US hints at more sanctions amid violence in Nicaragua

US hints at more sanctions amid violence in Nicaragua
US hints at more sanctions amid violence in Nicaragua

The U.S. on Monday issued a tersely-worded rebuke of Nicaraguan President Daniel Ortega amid his government’s violent crackdown on political opponents, hinting at further U.S. actions to quell the violence.

“The United States strongly condemns the ongoing violence in Nicaragua and human rights abuses committed by the Ortega regime in response to protests,” White House spokeswoman Sarah Sanders said in an unusually lengthy statement.

She pointed to the U.S.’s previous blacklisting of three Nicaraguan officials, saying the penalties “are a start, not an end, of potential sanctions.”

The previously designated officials are Francisco Diaz, the deputy chief of the national police; Fidel Moreno, a local government official in the capital, Managua; and Francisco Lopez, the Sandinista Party’s treasurer and vice president of the Albanisa oil company.

The trio were blacklisted in early July.

The U.S. also revoked or restricted the visas of unidentified Nicaraguan officials and their families “when those officials have been responsible for police violence against protestors and municipal authorities, when they have supported pro-government parapolice violence, or when they have prevented victims from receiving care,” Sanders said.

More than 300 people have been killed in the last three months while protesting the government, according to rights groups.

A Catholic Church-led peace process begun in May has failed to bring an end to the blood flow.

During an interview with U.S.-based broadcaster Fox News, Ortega pinned the violence in the country on anti-government militias.

“They launched these attacks against state organizations, against the police and against loyal Sandinista families.
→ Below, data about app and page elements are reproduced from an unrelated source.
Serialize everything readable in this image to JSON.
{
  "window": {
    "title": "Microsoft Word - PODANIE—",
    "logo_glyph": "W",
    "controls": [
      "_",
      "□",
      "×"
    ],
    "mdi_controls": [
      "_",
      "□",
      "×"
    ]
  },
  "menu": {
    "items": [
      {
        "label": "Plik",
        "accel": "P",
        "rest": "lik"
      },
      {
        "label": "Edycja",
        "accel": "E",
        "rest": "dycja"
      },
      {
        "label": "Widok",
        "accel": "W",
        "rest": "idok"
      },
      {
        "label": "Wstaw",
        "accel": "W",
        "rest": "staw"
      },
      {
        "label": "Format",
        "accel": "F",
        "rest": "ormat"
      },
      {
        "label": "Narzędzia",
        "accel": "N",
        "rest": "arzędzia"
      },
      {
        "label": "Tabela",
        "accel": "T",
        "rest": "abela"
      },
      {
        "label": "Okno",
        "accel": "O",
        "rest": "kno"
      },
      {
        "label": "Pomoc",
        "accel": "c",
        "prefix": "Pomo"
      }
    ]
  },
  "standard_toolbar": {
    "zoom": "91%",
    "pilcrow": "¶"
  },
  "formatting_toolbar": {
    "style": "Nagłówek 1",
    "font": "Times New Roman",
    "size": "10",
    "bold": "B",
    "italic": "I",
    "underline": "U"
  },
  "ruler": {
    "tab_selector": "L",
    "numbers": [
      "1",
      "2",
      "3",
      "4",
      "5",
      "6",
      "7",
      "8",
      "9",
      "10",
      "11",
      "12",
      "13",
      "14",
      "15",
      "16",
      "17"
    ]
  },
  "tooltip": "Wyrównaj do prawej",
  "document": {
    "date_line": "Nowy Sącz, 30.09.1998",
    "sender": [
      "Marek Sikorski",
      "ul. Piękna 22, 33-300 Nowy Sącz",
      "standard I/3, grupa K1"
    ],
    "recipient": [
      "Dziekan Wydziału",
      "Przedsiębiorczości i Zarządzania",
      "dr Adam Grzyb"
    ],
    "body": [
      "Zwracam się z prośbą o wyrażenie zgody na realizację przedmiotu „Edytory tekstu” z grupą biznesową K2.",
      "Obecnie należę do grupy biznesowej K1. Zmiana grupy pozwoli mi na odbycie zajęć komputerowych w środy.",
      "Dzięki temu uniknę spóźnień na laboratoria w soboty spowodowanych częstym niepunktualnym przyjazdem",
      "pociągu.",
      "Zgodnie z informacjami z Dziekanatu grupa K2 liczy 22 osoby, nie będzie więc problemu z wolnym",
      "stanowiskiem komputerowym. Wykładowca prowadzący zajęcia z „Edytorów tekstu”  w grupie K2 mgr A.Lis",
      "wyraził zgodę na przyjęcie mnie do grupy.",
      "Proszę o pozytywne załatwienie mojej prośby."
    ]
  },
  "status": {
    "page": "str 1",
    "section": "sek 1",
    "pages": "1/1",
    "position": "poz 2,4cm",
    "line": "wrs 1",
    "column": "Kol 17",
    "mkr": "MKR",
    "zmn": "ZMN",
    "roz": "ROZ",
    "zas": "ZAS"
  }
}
They blocked the country, arresting and torturing citizens,” he said.

Although there is much evidence that paramilitary and police forces have been working hand in hand, Ortega strongly rejected any link to the paramilitaries, saying they had been armed by “political organizations”, of which he singled out the Liberal Party and “others who have refused to take part in the electoral process.” He also pointed to unspecified “United States organizations.”

The U.S. has taken back vehicles it sent to Nicaragua’s national police, and halted additional sales and donations of equipment “that Ortega’s security forces might misuse,” Sanders said.

“President Ortega and Vice President [Rosario] Murillo are ultimately responsible for the pro-government parapolice that have brutalized their own people,” the White House said.